                        We need to make sure were looking over our Parents & Grandparents so they don't get taken advantage of by theses scums!!!!!

                        I Love Pink & Green 1908

                          Instyle's avatar - Lottery-044.jpg

                          United States
                          Member #55821
                          October 21, 2007
                          161 Posts
                          Offline
                          Posted: April 10, 2012, 2:55 pm - IP Logged

                          A Saratoga County, New York, man may have lost more than $100,000 in an international email-based scheme that used fraudulent IRS forms to dupe victims into believing they'd won a multi-million dollar lottery but needed to pay fees to collect their winnings.

                          A 14-month investigation by the U.S. Treasury Inspector General for Tax Administration uncovered a trail of email and bank accounts that led to European suspects who had obtained credit card and bank account information for an unknown number of victims.

                          Federal search warrant records show the investigation began in February 2011 after the Internal Revenue Service received a complaint that John Patrick Killian, 80, of South Glens Falls, had transferred large sums of money to an account at National Westminster Bank in the United Kingdom.

                          "The scheme utilized in this case is a form of 'phishing' designed to contact potential victims through email, notifying them that they are the apparent winner of a large sum of money and valuable merchandise," according to a search warrant affidavit signed last week by a Treasury Department special agent. "Those who respond to the initial emails are then told that they must pay various fees and taxes in order to collect their winnings."

                          In June 2008 Killian started getting emails "from individuals purporting to be from the IRS, Royal Bank of Scotland and the World Bank informing him that $8.3 million dollars contained in a bank account in his name, was available for his withdrawal," according to the search warrant affidavit.

                          "Based on subsequent interviews with the victim and analysis of 26 suspicious activity reports ... and five currency transaction reports, it was determined that the victim has lost in excess of $100,000 to the scheme," the agent's affidavit states.

                          In an interview this week Killian said he did not believe he lost that much money. He said federal authorities told him not to talk about the investigation.

                          "I can't say anything.
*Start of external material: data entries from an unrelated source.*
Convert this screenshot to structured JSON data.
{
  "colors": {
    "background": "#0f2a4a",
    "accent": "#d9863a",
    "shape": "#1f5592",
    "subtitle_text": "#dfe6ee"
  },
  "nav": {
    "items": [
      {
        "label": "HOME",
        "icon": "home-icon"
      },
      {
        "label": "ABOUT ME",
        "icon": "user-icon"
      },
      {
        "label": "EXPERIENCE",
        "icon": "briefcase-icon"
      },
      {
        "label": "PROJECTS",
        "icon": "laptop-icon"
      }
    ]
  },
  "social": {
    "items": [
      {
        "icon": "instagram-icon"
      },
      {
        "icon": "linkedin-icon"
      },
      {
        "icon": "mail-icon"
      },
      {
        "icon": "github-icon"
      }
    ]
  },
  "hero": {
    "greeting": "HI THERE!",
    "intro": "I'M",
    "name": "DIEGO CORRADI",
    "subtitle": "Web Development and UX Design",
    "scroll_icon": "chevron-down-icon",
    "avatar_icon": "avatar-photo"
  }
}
They told me nothing," Killian said. "I'm going to do as I'm told."

                          Last March, according to the search warrant, Killian transferred $5,000 from an Albany bank to the London bank account.
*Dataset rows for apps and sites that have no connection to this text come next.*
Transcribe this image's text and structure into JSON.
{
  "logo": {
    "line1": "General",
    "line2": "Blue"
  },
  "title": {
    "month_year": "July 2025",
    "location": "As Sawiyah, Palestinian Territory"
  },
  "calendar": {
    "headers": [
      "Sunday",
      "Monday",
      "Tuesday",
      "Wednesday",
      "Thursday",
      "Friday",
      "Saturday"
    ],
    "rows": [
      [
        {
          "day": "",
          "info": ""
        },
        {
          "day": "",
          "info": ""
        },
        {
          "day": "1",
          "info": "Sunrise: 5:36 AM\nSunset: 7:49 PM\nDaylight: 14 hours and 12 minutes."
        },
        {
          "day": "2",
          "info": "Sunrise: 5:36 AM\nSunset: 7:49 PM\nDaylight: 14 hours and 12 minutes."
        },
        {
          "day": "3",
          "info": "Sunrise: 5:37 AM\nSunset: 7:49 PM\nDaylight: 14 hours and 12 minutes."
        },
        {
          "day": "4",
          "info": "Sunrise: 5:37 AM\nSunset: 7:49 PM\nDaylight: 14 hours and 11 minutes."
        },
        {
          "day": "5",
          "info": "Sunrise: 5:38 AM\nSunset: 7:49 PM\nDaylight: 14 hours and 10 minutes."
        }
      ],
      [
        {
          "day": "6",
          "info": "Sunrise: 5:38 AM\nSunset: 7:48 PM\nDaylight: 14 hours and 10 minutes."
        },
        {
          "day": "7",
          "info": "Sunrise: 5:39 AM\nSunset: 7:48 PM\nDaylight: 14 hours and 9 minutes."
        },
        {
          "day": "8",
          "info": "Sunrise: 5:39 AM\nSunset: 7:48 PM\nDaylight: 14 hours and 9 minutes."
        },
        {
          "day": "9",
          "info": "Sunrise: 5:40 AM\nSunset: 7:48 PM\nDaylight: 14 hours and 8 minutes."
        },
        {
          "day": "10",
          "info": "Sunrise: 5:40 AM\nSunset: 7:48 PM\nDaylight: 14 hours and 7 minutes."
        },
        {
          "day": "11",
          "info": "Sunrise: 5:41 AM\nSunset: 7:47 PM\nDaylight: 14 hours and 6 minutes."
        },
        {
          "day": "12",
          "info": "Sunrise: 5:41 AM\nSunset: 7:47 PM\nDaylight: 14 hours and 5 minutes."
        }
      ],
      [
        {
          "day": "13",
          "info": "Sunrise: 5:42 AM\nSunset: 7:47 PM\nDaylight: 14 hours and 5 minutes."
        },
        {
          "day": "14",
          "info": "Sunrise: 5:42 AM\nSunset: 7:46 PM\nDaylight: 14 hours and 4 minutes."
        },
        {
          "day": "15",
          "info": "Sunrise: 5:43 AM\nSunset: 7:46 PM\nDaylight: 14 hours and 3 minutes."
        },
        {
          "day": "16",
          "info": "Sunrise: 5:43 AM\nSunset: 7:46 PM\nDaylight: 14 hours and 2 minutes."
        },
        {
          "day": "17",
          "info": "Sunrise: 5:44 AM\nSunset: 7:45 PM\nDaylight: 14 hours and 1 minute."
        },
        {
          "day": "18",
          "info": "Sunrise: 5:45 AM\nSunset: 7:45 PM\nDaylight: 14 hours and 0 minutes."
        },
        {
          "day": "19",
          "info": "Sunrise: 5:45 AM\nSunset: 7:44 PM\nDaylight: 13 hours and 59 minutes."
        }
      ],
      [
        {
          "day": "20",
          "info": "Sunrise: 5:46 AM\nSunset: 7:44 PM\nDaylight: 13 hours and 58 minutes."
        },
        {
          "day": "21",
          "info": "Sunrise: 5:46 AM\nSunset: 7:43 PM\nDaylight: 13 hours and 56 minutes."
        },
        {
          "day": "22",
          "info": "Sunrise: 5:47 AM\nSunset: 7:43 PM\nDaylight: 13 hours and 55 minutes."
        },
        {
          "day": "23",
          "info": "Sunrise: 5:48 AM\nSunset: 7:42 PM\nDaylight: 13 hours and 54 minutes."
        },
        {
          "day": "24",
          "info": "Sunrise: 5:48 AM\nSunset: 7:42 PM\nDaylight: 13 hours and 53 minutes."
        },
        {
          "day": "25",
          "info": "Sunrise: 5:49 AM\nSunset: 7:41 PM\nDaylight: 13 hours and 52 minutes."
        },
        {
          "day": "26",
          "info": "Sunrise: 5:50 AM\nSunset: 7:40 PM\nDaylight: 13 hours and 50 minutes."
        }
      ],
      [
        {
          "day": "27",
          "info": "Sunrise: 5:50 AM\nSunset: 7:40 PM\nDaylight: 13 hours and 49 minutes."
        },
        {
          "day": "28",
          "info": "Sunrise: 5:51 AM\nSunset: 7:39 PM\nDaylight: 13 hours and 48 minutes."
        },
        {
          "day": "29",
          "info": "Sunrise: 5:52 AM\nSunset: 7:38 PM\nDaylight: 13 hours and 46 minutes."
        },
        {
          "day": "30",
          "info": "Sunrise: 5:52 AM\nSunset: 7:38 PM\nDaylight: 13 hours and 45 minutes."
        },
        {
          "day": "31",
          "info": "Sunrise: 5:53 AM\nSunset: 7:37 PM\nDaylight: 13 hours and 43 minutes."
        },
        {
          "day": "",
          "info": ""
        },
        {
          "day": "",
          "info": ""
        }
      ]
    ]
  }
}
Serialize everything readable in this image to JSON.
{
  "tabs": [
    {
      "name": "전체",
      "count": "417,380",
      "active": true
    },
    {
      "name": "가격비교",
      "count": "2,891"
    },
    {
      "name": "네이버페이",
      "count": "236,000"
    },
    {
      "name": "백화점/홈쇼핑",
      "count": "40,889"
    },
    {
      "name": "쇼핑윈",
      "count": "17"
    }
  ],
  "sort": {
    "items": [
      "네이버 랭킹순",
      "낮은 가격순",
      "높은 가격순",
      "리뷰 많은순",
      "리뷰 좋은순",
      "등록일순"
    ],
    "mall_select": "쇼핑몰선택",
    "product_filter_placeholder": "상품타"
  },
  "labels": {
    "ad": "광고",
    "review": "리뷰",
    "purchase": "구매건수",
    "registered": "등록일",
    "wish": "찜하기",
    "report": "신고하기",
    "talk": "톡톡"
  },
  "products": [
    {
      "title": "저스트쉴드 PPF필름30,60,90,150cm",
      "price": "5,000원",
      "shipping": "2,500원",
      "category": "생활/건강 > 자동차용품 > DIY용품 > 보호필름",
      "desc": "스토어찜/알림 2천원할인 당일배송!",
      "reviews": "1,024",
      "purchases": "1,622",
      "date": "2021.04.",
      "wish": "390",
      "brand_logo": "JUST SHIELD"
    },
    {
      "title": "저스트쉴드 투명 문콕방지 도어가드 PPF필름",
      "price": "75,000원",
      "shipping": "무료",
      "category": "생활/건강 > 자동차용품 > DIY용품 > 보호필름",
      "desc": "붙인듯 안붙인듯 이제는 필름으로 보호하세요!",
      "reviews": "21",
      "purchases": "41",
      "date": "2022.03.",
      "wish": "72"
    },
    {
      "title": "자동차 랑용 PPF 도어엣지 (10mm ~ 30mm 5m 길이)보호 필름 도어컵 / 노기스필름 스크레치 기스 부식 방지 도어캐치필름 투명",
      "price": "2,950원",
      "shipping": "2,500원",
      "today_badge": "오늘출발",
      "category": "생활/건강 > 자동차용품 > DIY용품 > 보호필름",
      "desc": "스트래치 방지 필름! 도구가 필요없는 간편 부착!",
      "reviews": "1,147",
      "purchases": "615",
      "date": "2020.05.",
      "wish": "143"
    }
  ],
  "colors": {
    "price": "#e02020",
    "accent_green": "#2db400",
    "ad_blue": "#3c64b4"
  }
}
                          The search warrant, which was filed under seal last week in U.S. District Court in Albany, authorizes federal agents to obtain information from the California-based Yahoo Inc. on an email account believed to have been used by the suspects.
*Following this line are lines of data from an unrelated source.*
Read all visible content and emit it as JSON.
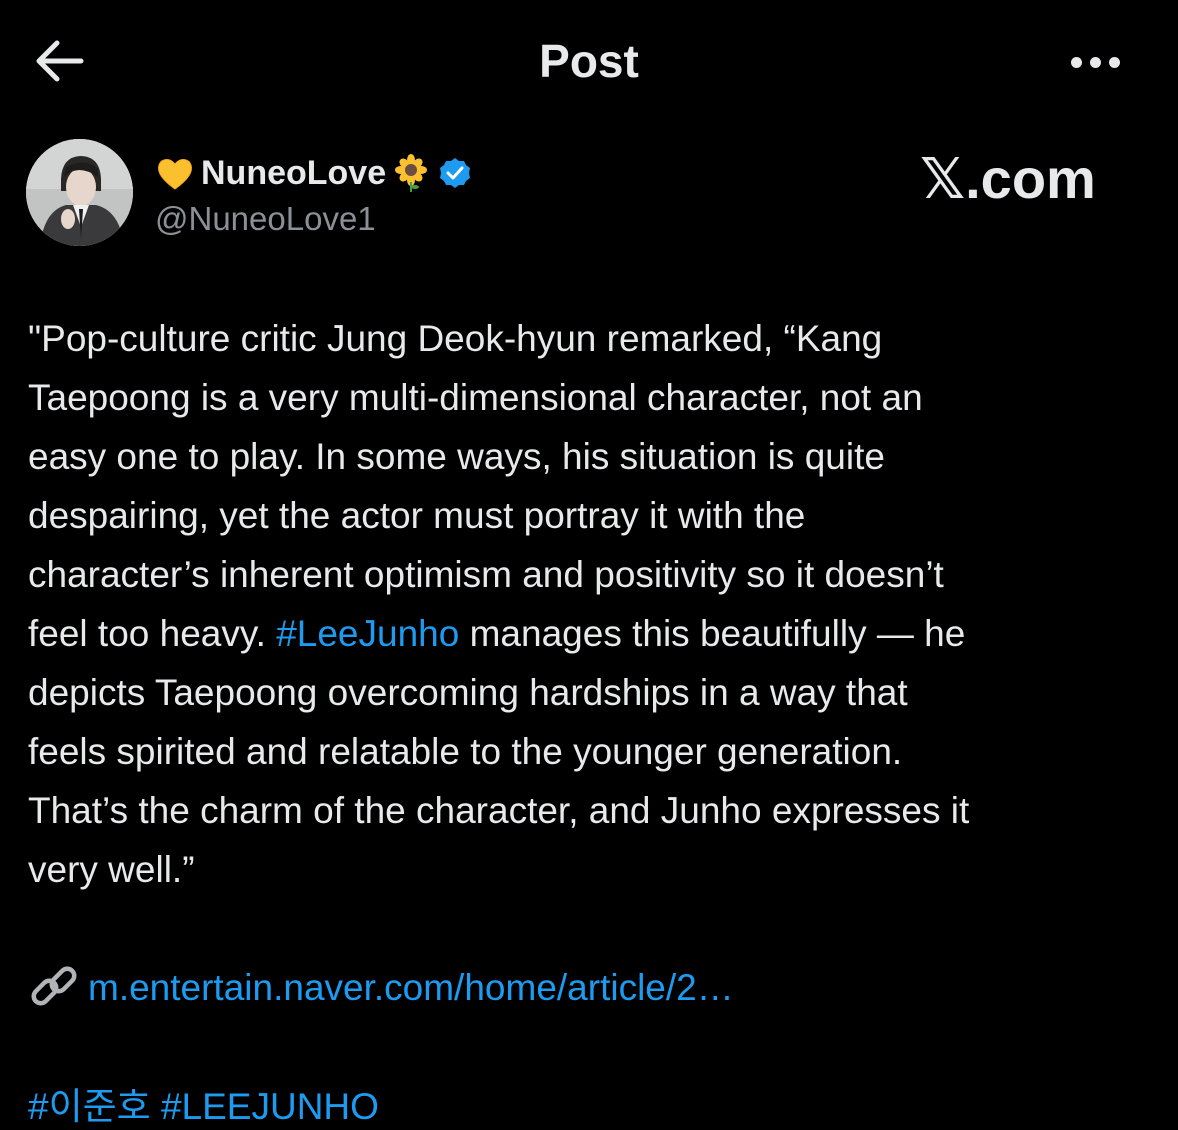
{
  "header": {
    "title": "Post",
    "back_icon": "arrow-left-icon",
    "more_icon": "more-horizontal-icon"
  },
  "author": {
    "display_name": "NuneoLove",
    "handle": "@NuneoLove1",
    "name_prefix_emoji": "yellow-heart-icon",
    "name_suffix_emoji": "sunflower-icon",
    "verified": true
  },
  "watermark": "𝕏.com",
  "tweet": {
    "lines": [
      "\"Pop-culture critic Jung Deok-hyun remarked, “Kang",
      "Taepoong is a very multi-dimensional character, not an",
      "easy one to play. In some ways, his situation is quite",
      "despairing, yet the actor must portray it with the",
      "character’s inherent optimism and positivity so it doesn’t",
      "feel too heavy. ",
      "#LeeJunho",
      " manages this beautifully — he",
      "depicts Taepoong overcoming hardships in a way that",
      "feels spirited and relatable to the younger generation.",
      "That’s the charm of the character, and Junho expresses it",
      "very well.”"
    ],
    "link_url": "m.entertain.naver.com/home/article/2…",
    "tags": "#이준호 #LEEJUNHO"
  },
  "colors": {
    "background": "#000000",
    "text": "#e7e9ea",
    "secondary": "#8b9096",
    "accent": "#1d9bf0"
  }
}
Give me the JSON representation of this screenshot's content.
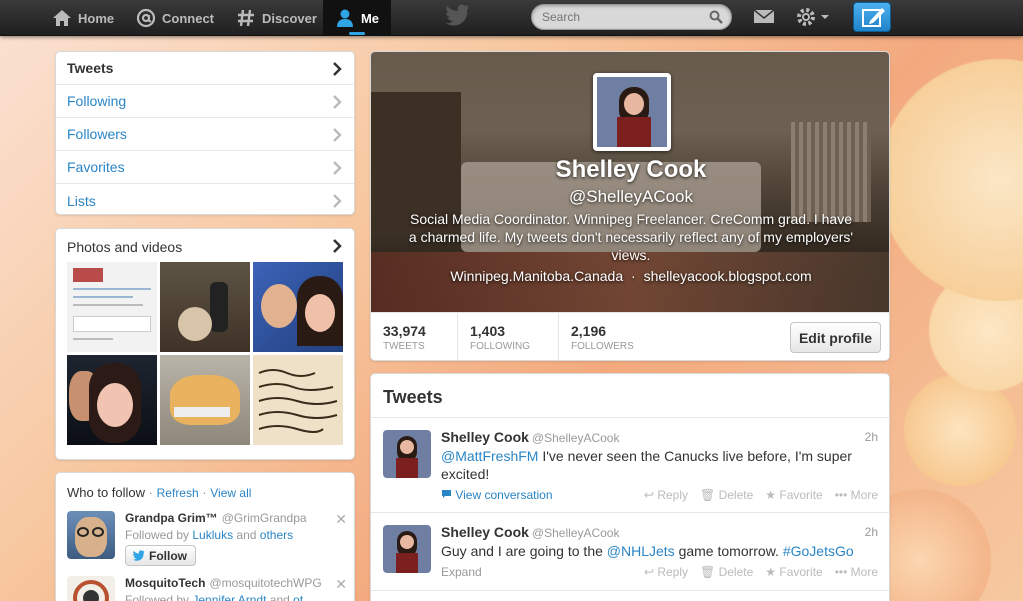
{
  "nav": {
    "home": "Home",
    "connect": "Connect",
    "discover": "Discover",
    "me": "Me",
    "search_placeholder": "Search"
  },
  "sidebar": {
    "items": [
      {
        "label": "Tweets"
      },
      {
        "label": "Following"
      },
      {
        "label": "Followers"
      },
      {
        "label": "Favorites"
      },
      {
        "label": "Lists"
      }
    ],
    "photos_title": "Photos and videos"
  },
  "who_to_follow": {
    "title": "Who to follow",
    "refresh": "Refresh",
    "view_all": "View all",
    "separator": "·",
    "suggestions": [
      {
        "name": "Grandpa Grim™",
        "handle": "@GrimGrandpa",
        "followed_by_prefix": "Followed by",
        "followed_by_name": "Lukluks",
        "followed_by_and": "and",
        "followed_by_rest": "others",
        "follow_label": "Follow"
      },
      {
        "name": "MosquitoTech",
        "handle": "@mosquitotechWPG",
        "followed_by_prefix": "Followed by",
        "followed_by_name": "Jennifer Arndt",
        "followed_by_and": "and",
        "followed_by_rest": "ot..."
      }
    ]
  },
  "profile": {
    "name": "Shelley Cook",
    "handle": "@ShelleyACook",
    "bio": "Social Media Coordinator. Winnipeg Freelancer. CreComm grad. I have a charmed life. My tweets don't necessarily reflect any of my employers' views.",
    "location": "Winnipeg.Manitoba.Canada",
    "dot": "·",
    "website": "shelleyacook.blogspot.com",
    "stats": [
      {
        "value": "33,974",
        "label": "TWEETS"
      },
      {
        "value": "1,403",
        "label": "FOLLOWING"
      },
      {
        "value": "2,196",
        "label": "FOLLOWERS"
      }
    ],
    "edit_label": "Edit profile"
  },
  "tweets": {
    "title": "Tweets",
    "items": [
      {
        "name": "Shelley Cook",
        "handle": "@ShelleyACook",
        "time": "2h",
        "mention": "@MattFreshFM",
        "text": " I've never seen the Canucks live before, I'm super excited!",
        "footer": "View conversation",
        "actions": {
          "reply": "Reply",
          "delete": "Delete",
          "favorite": "Favorite",
          "more": "More"
        }
      },
      {
        "name": "Shelley Cook",
        "handle": "@ShelleyACook",
        "time": "2h",
        "text_before": "Guy and I are going to the ",
        "mention": "@NHLJets",
        "text_middle": " game tomorrow. ",
        "hashtag": "#GoJetsGo",
        "footer": "Expand",
        "actions": {
          "reply": "Reply",
          "delete": "Delete",
          "favorite": "Favorite",
          "more": "More"
        }
      }
    ]
  },
  "colors": {
    "link": "#2a85c5",
    "topbar": "#222222",
    "accent": "#2fa5e5"
  }
}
                          Similar search warrants were executed on Yahoo email accounts last November and in January that led authorities to a bank account in London that was owned by Amar Khan, who was arrested a year ago in Greater Manchester, England, on charges of fraud and money laundering. Public records show Khan is listed as a director for a British company, Illuminati Fashions LTD, that also was listed on the same bank account number used in the alleged scheme.

                          The status of Khan's criminal case in Great Britain could not immediately be obtained Wednesday.

                          The investigation of Killian's losses is being handled by the U.S. Attorney's Office in Albany. It's unclear whether there are additional local victims.

                          "We can't confirm or deny the existence of an investigation," said Assistant U.S. Attorney Robert Storch, a spokesman for the office.

                          A spokesman for the U.S. Treasury Inspector General also declined comment.

                          I just don't get it.  Why do people fall for theses scams.  You hear about them all the time.  I've gotten on or two of them myself and emailed back saying "go to XQS>!!!"  I feel so sorry for the people the fall for this.  its a shame.